I also think it’s important to point out that it’s unlikely that “enforced silence” would actually be possible. If there’s one lesson we can draw from the Iran election mess, it’s that a country no longer has the ability to silence people who want to speak out & broadcast their message.

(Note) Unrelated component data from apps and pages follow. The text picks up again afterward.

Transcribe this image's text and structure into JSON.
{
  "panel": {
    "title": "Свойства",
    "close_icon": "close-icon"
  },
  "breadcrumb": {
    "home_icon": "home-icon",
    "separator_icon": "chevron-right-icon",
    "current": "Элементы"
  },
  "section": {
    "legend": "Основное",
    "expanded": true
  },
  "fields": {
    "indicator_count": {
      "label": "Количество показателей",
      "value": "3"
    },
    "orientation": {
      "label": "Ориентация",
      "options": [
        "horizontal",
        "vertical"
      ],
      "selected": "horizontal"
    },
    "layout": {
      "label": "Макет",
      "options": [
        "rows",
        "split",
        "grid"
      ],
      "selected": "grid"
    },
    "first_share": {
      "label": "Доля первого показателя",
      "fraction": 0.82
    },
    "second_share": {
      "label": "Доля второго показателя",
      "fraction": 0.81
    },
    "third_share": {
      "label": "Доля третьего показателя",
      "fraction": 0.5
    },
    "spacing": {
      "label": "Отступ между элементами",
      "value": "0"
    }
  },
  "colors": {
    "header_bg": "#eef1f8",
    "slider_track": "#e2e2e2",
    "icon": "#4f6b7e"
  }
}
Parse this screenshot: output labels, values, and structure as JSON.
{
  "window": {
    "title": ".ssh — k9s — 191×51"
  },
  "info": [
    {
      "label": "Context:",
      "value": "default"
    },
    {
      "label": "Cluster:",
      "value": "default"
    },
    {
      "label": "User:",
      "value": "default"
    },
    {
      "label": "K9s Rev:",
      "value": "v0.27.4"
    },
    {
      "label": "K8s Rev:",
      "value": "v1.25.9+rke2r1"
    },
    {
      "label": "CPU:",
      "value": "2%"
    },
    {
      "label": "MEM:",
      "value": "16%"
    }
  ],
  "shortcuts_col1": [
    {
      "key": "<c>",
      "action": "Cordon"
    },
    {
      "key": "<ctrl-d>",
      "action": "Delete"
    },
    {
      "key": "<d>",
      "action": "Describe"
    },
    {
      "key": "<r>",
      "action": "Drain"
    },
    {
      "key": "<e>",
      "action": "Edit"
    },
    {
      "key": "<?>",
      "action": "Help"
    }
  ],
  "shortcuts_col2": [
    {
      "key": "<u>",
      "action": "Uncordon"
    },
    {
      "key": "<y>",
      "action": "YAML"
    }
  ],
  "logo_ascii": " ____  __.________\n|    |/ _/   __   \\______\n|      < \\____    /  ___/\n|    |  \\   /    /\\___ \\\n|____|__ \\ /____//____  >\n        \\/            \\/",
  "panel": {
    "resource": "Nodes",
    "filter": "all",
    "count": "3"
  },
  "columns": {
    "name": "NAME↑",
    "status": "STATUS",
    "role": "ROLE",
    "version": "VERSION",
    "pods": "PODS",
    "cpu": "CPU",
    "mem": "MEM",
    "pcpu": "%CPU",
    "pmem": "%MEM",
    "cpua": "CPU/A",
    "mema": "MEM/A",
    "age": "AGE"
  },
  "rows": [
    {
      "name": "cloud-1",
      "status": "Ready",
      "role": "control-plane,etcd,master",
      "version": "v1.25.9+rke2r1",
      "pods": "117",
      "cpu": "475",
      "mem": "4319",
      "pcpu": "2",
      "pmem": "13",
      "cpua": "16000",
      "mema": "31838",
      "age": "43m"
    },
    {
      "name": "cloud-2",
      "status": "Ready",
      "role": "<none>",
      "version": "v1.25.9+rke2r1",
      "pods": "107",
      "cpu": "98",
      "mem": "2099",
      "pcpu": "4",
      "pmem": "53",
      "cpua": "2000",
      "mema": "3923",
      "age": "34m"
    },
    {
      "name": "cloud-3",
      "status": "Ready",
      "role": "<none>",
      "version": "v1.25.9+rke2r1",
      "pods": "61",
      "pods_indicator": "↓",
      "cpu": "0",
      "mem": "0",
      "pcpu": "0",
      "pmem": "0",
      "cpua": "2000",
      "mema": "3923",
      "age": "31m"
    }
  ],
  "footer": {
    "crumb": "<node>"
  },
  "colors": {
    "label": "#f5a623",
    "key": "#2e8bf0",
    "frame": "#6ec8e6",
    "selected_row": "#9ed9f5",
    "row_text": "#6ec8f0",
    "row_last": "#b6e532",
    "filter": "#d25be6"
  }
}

Interestly, this conversation about hate-related free speech happened in Chicago more than 20 years ago when the Nazi party staged a rally in Skokie, IL. The rally did take place, but it started a dialogue and movement from citizens and State Reps that ultimately culminated in the opening of the new Holocaust Museum here last month.